| WHAT TO WORK ON |
Return each record shown below exactly, with none omitted.

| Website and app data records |
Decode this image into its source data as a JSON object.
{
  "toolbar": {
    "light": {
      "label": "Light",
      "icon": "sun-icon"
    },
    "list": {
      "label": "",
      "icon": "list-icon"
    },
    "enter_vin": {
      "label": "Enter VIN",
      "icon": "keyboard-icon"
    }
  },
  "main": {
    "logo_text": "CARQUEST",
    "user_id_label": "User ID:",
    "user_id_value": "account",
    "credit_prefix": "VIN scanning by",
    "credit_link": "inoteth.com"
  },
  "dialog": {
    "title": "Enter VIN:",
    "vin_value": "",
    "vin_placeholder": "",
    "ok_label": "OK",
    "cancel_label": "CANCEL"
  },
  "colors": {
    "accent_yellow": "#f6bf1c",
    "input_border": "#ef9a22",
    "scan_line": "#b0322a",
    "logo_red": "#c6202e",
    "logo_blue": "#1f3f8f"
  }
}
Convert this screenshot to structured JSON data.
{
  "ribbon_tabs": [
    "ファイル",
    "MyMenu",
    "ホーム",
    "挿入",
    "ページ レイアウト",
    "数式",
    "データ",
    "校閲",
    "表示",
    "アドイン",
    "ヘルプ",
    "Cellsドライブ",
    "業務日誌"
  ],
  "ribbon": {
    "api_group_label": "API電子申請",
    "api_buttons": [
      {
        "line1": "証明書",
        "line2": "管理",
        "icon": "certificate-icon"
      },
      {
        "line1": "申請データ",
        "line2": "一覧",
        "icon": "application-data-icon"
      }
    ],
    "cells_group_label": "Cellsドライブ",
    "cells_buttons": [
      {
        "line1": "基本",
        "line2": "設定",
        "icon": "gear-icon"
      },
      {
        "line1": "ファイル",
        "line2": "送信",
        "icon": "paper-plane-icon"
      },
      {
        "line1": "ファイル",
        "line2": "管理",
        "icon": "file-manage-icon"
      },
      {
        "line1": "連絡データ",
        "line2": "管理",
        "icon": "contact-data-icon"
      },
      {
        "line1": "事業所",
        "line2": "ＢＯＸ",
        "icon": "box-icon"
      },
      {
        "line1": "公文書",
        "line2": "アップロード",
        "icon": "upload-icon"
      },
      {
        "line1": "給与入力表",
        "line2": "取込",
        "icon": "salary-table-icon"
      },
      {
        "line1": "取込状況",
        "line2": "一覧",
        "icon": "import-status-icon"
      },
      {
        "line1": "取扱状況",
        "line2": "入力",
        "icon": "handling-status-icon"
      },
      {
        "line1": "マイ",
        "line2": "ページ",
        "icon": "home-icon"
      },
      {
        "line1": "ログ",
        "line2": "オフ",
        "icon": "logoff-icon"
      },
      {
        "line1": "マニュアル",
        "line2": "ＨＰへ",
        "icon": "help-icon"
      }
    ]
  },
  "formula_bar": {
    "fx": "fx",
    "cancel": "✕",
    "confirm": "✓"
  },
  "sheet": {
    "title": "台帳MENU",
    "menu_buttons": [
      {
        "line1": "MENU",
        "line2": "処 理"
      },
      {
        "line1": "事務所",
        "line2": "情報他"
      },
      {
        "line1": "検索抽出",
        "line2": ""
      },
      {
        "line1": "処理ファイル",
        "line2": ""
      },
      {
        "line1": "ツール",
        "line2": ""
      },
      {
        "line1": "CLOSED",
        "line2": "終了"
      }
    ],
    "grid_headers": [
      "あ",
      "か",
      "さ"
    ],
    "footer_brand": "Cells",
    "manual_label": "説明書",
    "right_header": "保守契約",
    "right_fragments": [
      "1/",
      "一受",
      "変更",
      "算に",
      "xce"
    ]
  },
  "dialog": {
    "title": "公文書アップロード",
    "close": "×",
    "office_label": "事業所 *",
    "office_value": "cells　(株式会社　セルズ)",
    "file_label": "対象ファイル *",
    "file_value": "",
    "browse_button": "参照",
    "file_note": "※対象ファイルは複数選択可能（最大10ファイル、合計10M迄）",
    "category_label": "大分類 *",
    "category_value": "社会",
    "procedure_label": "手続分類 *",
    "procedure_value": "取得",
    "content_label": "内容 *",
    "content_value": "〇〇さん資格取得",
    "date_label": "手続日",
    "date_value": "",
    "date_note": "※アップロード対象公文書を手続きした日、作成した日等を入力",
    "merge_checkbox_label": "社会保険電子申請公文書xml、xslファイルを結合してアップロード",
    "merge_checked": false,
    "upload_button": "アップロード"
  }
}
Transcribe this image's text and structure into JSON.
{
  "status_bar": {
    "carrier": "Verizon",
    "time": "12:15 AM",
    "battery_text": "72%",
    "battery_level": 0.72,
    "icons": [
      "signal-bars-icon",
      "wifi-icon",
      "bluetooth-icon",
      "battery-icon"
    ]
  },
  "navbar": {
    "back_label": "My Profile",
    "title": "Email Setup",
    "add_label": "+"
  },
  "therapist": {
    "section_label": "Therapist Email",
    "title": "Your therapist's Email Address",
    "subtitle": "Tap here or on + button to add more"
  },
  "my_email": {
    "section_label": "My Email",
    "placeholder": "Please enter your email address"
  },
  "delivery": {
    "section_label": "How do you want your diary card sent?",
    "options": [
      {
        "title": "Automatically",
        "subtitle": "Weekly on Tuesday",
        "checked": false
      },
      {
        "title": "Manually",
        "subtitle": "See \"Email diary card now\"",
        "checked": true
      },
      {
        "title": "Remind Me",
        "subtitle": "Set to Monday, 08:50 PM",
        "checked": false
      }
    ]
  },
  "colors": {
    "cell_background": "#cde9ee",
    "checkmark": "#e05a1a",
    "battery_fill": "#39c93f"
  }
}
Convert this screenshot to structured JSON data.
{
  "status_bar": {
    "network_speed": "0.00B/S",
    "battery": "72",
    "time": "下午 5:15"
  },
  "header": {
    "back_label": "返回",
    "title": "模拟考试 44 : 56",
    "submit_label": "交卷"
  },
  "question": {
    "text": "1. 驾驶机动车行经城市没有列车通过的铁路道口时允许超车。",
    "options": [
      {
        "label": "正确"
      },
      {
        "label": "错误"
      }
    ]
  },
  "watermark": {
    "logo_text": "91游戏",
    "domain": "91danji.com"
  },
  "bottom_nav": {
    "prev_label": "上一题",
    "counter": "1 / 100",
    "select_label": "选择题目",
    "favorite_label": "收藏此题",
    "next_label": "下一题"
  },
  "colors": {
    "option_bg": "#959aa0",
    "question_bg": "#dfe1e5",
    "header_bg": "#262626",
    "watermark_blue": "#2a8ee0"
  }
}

| SOLUTION |
Decode this image into its source data as a JSON object.
{
  "toolbar": {
    "light": {
      "label": "Light",
      "icon": "sun-icon"
    },
    "list": {
      "label": "",
      "icon": "list-icon"
    },
    "enter_vin": {
      "label": "Enter VIN",
      "icon": "keyboard-icon"
    }
  },
  "main": {
    "logo_text": "CARQUEST",
    "user_id_label": "User ID:",
    "user_id_value": "account",
    "credit_prefix": "VIN scanning by",
    "credit_link": "inoteth.com"
  },
  "dialog": {
    "title": "Enter VIN:",
    "vin_value": "",
    "vin_placeholder": "",
    "ok_label": "OK",
    "cancel_label": "CANCEL"
  },
  "colors": {
    "accent_yellow": "#f6bf1c",
    "input_border": "#ef9a22",
    "scan_line": "#b0322a",
    "logo_red": "#c6202e",
    "logo_blue": "#1f3f8f"
  }
}
Convert this screenshot to structured JSON data.
{
  "ribbon_tabs": [
    "ファイル",
    "MyMenu",
    "ホーム",
    "挿入",
    "ページ レイアウト",
    "数式",
    "データ",
    "校閲",
    "表示",
    "アドイン",
    "ヘルプ",
    "Cellsドライブ",
    "業務日誌"
  ],
  "ribbon": {
    "api_group_label": "API電子申請",
    "api_buttons": [
      {
        "line1": "証明書",
        "line2": "管理",
        "icon": "certificate-icon"
      },
      {
        "line1": "申請データ",
        "line2": "一覧",
        "icon": "application-data-icon"
      }
    ],
    "cells_group_label": "Cellsドライブ",
    "cells_buttons": [
      {
        "line1": "基本",
        "line2": "設定",
        "icon": "gear-icon"
      },
      {
        "line1": "ファイル",
        "line2": "送信",
        "icon": "paper-plane-icon"
      },
      {
        "line1": "ファイル",
        "line2": "管理",
        "icon": "file-manage-icon"
      },
      {
        "line1": "連絡データ",
        "line2": "管理",
        "icon": "contact-data-icon"
      },
      {
        "line1": "事業所",
        "line2": "ＢＯＸ",
        "icon": "box-icon"
      },
      {
        "line1": "公文書",
        "line2": "アップロード",
        "icon": "upload-icon"
      },
      {
        "line1": "給与入力表",
        "line2": "取込",
        "icon": "salary-table-icon"
      },
      {
        "line1": "取込状況",
        "line2": "一覧",
        "icon": "import-status-icon"
      },
      {
        "line1": "取扱状況",
        "line2": "入力",
        "icon": "handling-status-icon"
      },
      {
        "line1": "マイ",
        "line2": "ページ",
        "icon": "home-icon"
      },
      {
        "line1": "ログ",
        "line2": "オフ",
        "icon": "logoff-icon"
      },
      {
        "line1": "マニュアル",
        "line2": "ＨＰへ",
        "icon": "help-icon"
      }
    ]
  },
  "formula_bar": {
    "fx": "fx",
    "cancel": "✕",
    "confirm": "✓"
  },
  "sheet": {
    "title": "台帳MENU",
    "menu_buttons": [
      {
        "line1": "MENU",
        "line2": "処 理"
      },
      {
        "line1": "事務所",
        "line2": "情報他"
      },
      {
        "line1": "検索抽出",
        "line2": ""
      },
      {
        "line1": "処理ファイル",
        "line2": ""
      },
      {
        "line1": "ツール",
        "line2": ""
      },
      {
        "line1": "CLOSED",
        "line2": "終了"
      }
    ],
    "grid_headers": [
      "あ",
      "か",
      "さ"
    ],
    "footer_brand": "Cells",
    "manual_label": "説明書",
    "right_header": "保守契約",
    "right_fragments": [
      "1/",
      "一受",
      "変更",
      "算に",
      "xce"
    ]
  },
  "dialog": {
    "title": "公文書アップロード",
    "close": "×",
    "office_label": "事業所 *",
    "office_value": "cells　(株式会社　セルズ)",
    "file_label": "対象ファイル *",
    "file_value": "",
    "browse_button": "参照",
    "file_note": "※対象ファイルは複数選択可能（最大10ファイル、合計10M迄）",
    "category_label": "大分類 *",
    "category_value": "社会",
    "procedure_label": "手続分類 *",
    "procedure_value": "取得",
    "content_label": "内容 *",
    "content_value": "〇〇さん資格取得",
    "date_label": "手続日",
    "date_value": "",
    "date_note": "※アップロード対象公文書を手続きした日、作成した日等を入力",
    "merge_checkbox_label": "社会保険電子申請公文書xml、xslファイルを結合してアップロード",
    "merge_checked": false,
    "upload_button": "アップロード"
  }
}
Transcribe this image's text and structure into JSON.
{
  "status_bar": {
    "carrier": "Verizon",
    "time": "12:15 AM",
    "battery_text": "72%",
    "battery_level": 0.72,
    "icons": [
      "signal-bars-icon",
      "wifi-icon",
      "bluetooth-icon",
      "battery-icon"
    ]
  },
  "navbar": {
    "back_label": "My Profile",
    "title": "Email Setup",
    "add_label": "+"
  },
  "therapist": {
    "section_label": "Therapist Email",
    "title": "Your therapist's Email Address",
    "subtitle": "Tap here or on + button to add more"
  },
  "my_email": {
    "section_label": "My Email",
    "placeholder": "Please enter your email address"
  },
  "delivery": {
    "section_label": "How do you want your diary card sent?",
    "options": [
      {
        "title": "Automatically",
        "subtitle": "Weekly on Tuesday",
        "checked": false
      },
      {
        "title": "Manually",
        "subtitle": "See \"Email diary card now\"",
        "checked": true
      },
      {
        "title": "Remind Me",
        "subtitle": "Set to Monday, 08:50 PM",
        "checked": false
      }
    ]
  },
  "colors": {
    "cell_background": "#cde9ee",
    "checkmark": "#e05a1a",
    "battery_fill": "#39c93f"
  }
}
Convert this screenshot to structured JSON data.
{
  "status_bar": {
    "network_speed": "0.00B/S",
    "battery": "72",
    "time": "下午 5:15"
  },
  "header": {
    "back_label": "返回",
    "title": "模拟考试 44 : 56",
    "submit_label": "交卷"
  },
  "question": {
    "text": "1. 驾驶机动车行经城市没有列车通过的铁路道口时允许超车。",
    "options": [
      {
        "label": "正确"
      },
      {
        "label": "错误"
      }
    ]
  },
  "watermark": {
    "logo_text": "91游戏",
    "domain": "91danji.com"
  },
  "bottom_nav": {
    "prev_label": "上一题",
    "counter": "1 / 100",
    "select_label": "选择题目",
    "favorite_label": "收藏此题",
    "next_label": "下一题"
  },
  "colors": {
    "option_bg": "#959aa0",
    "question_bg": "#dfe1e5",
    "header_bg": "#262626",
    "watermark_blue": "#2a8ee0"
  }
}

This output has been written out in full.